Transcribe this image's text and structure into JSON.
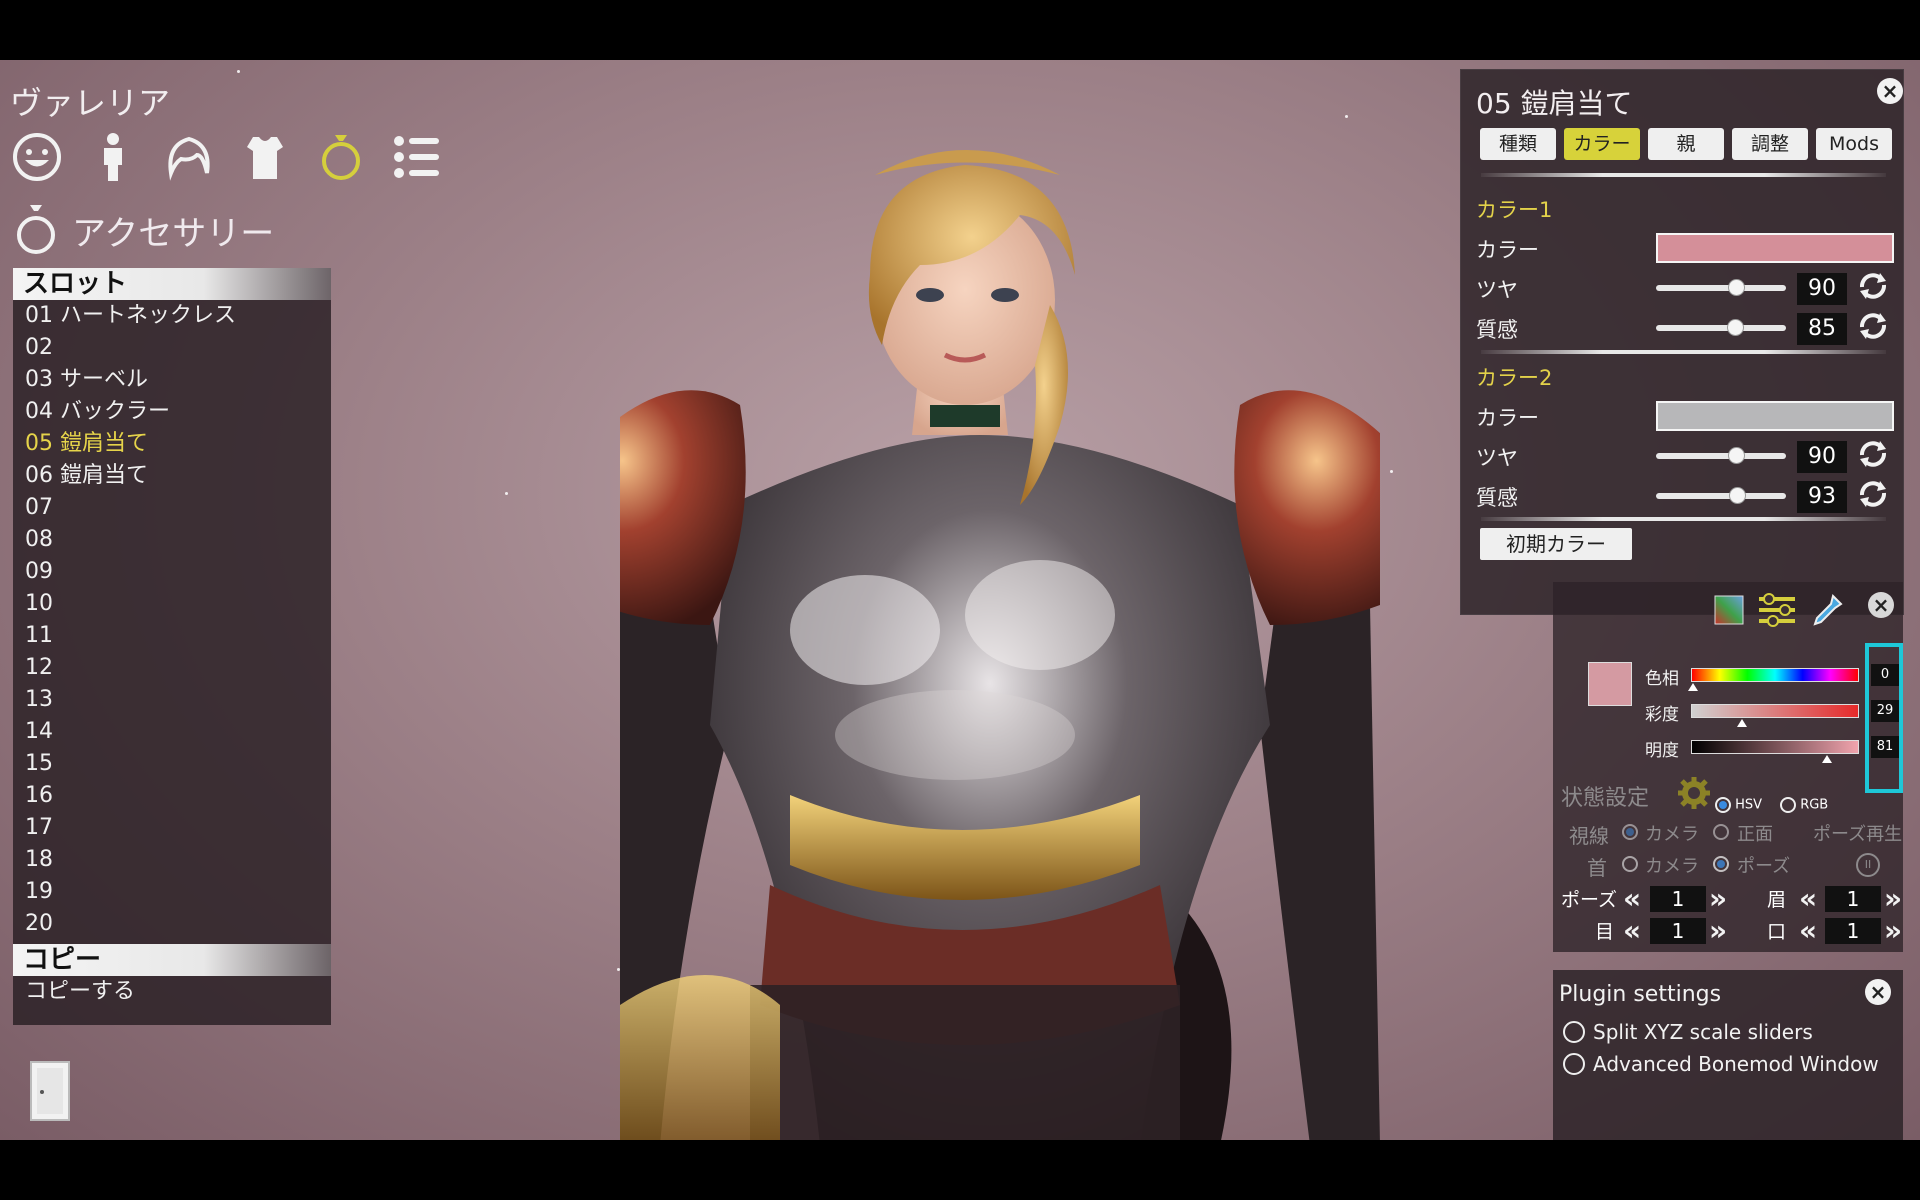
{
  "character_name": "ヴァレリア",
  "category_icons": [
    "face-icon",
    "body-icon",
    "hair-icon",
    "clothes-icon",
    "ring-icon",
    "list-icon"
  ],
  "active_category": "ring-icon",
  "section": {
    "label": "アクセサリー"
  },
  "slot_panel": {
    "header": "スロット",
    "items": [
      "01 ハートネックレス",
      "02",
      "03 サーベル",
      "04 バックラー",
      "05 鎧肩当て",
      "06 鎧肩当て",
      "07",
      "08",
      "09",
      "10",
      "11",
      "12",
      "13",
      "14",
      "15",
      "16",
      "17",
      "18",
      "19",
      "20"
    ],
    "active_index": 4,
    "copy_header": "コピー",
    "copy_action": "コピーする"
  },
  "accessory_panel": {
    "title": "05 鎧肩当て",
    "tabs": [
      "種類",
      "カラー",
      "親",
      "調整",
      "Mods"
    ],
    "active_tab": "カラー",
    "color1": {
      "section": "カラー1",
      "color_label": "カラー",
      "color_value": "#d48f99",
      "gloss_label": "ツヤ",
      "gloss_value": "90",
      "texture_label": "質感",
      "texture_value": "85"
    },
    "color2": {
      "section": "カラー2",
      "color_label": "カラー",
      "color_value": "#b7b7b9",
      "gloss_label": "ツヤ",
      "gloss_value": "90",
      "texture_label": "質感",
      "texture_value": "93"
    },
    "default_color_button": "初期カラー"
  },
  "color_picker": {
    "swatch": "#d49aa2",
    "hue_label": "色相",
    "hue_value": "0",
    "sat_label": "彩度",
    "sat_value": "29",
    "val_label": "明度",
    "val_value": "81",
    "mode_hsv": "HSV",
    "mode_rgb": "RGB",
    "selected_mode": "HSV",
    "highlight_color": "#1ec8d8"
  },
  "state_settings": {
    "title": "状態設定",
    "gaze_label": "視線",
    "neck_label": "首",
    "camera_label": "カメラ",
    "front_label": "正面",
    "pose_label": "ポーズ",
    "pose_play_label": "ポーズ再生",
    "pose_row_label": "ポーズ",
    "pose_value": "1",
    "eyebrow_label": "眉",
    "eyebrow_value": "1",
    "eye_label": "目",
    "eye_value": "1",
    "mouth_label": "口",
    "mouth_value": "1"
  },
  "plugin_settings": {
    "title": "Plugin settings",
    "options": [
      "Split XYZ scale sliders",
      "Advanced Bonemod Window"
    ]
  }
}
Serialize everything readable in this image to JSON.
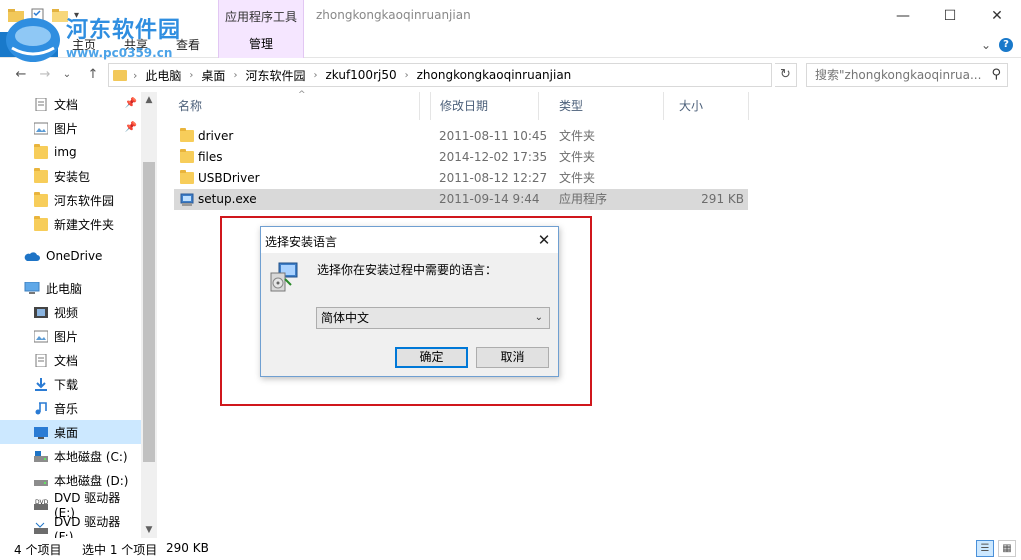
{
  "window": {
    "title": "zhongkongkaoqinruanjian",
    "contextual_tab_group": "应用程序工具",
    "minimize_glyph": "—",
    "maximize_glyph": "☐",
    "close_glyph": "✕"
  },
  "ribbon": {
    "tabs": [
      "文件",
      "主页",
      "共享",
      "查看"
    ],
    "contextual_tab": "管理",
    "expand_glyph": "⌄",
    "help_glyph": "?"
  },
  "address": {
    "crumbs": [
      "此电脑",
      "桌面",
      "河东软件园",
      "zkuf100rj50",
      "zhongkongkaoqinruanjian"
    ],
    "search_placeholder": "搜索\"zhongkongkaoqinrua...",
    "back_glyph": "←",
    "forward_glyph": "→",
    "recent_glyph": "⌄",
    "up_glyph": "↑",
    "sep_glyph": "›",
    "dropdown_glyph": "⌄",
    "refresh_glyph": "↻",
    "search_glyph": "⚲"
  },
  "navigation": {
    "quick_access": [
      {
        "label": "文档",
        "icon": "document-icon",
        "pinned": true
      },
      {
        "label": "图片",
        "icon": "pictures-icon",
        "pinned": true
      },
      {
        "label": "img",
        "icon": "folder-icon",
        "pinned": false
      },
      {
        "label": "安装包",
        "icon": "folder-icon",
        "pinned": false
      },
      {
        "label": "河东软件园",
        "icon": "folder-icon",
        "pinned": false
      },
      {
        "label": "新建文件夹",
        "icon": "folder-icon",
        "pinned": false
      }
    ],
    "onedrive": "OneDrive",
    "this_pc": "此电脑",
    "pc_items": [
      {
        "label": "视频",
        "icon": "video-icon"
      },
      {
        "label": "图片",
        "icon": "pictures-icon"
      },
      {
        "label": "文档",
        "icon": "document-icon"
      },
      {
        "label": "下载",
        "icon": "download-icon"
      },
      {
        "label": "音乐",
        "icon": "music-icon"
      },
      {
        "label": "桌面",
        "icon": "desktop-icon",
        "selected": true
      },
      {
        "label": "本地磁盘 (C:)",
        "icon": "drive-icon"
      },
      {
        "label": "本地磁盘 (D:)",
        "icon": "drive-icon"
      },
      {
        "label": "DVD 驱动器 (E:)",
        "icon": "dvd-icon"
      },
      {
        "label": "DVD 驱动器 (F:)",
        "icon": "dvd-icon"
      }
    ],
    "pin_glyph": "📌",
    "scroll_up_glyph": "▲",
    "scroll_down_glyph": "▼"
  },
  "files": {
    "columns": [
      "名称",
      "修改日期",
      "类型",
      "大小"
    ],
    "sort_glyph": "^",
    "rows": [
      {
        "name": "driver",
        "date": "2011-08-11 10:45",
        "type": "文件夹",
        "size": "",
        "icon": "folder-icon"
      },
      {
        "name": "files",
        "date": "2014-12-02 17:35",
        "type": "文件夹",
        "size": "",
        "icon": "folder-icon"
      },
      {
        "name": "USBDriver",
        "date": "2011-08-12 12:27",
        "type": "文件夹",
        "size": "",
        "icon": "folder-icon"
      },
      {
        "name": "setup.exe",
        "date": "2011-09-14 9:44",
        "type": "应用程序",
        "size": "291 KB",
        "icon": "installer-icon",
        "selected": true
      }
    ]
  },
  "dialog": {
    "title": "选择安装语言",
    "prompt": "选择你在安装过程中需要的语言：",
    "selected_language": "简体中文",
    "ok_label": "确定",
    "cancel_label": "取消",
    "close_glyph": "✕",
    "dropdown_glyph": "⌄"
  },
  "status": {
    "item_count": "4 个项目",
    "selection": "选中 1 个项目",
    "selection_size": "290 KB",
    "details_view_glyph": "☰",
    "icons_view_glyph": "▦"
  },
  "watermark": {
    "text": "河东软件园",
    "url": "www.pc0359.cn"
  },
  "colors": {
    "accent": "#1979ca",
    "selection": "#cce8ff",
    "highlight_box": "#d0171c",
    "contextual_tab": "#f5e6ff"
  }
}
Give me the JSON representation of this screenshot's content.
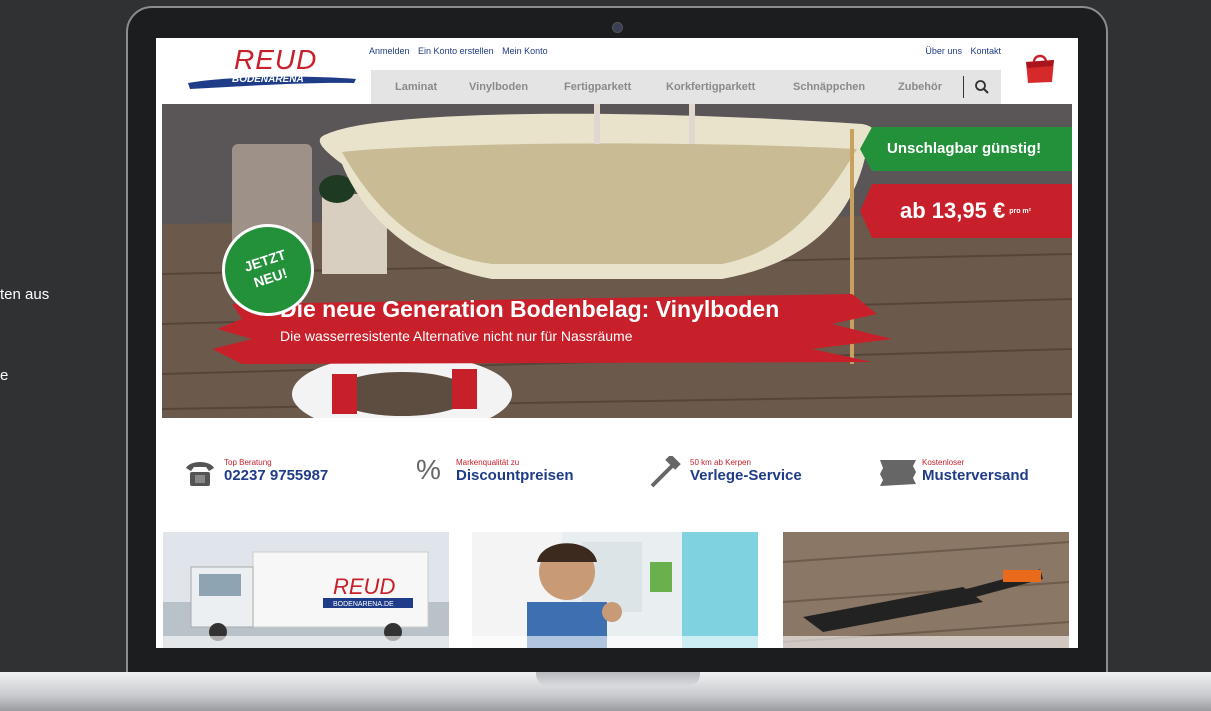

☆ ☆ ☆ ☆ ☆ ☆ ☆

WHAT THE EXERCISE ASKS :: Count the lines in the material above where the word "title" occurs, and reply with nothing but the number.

TASK RESULT :: 5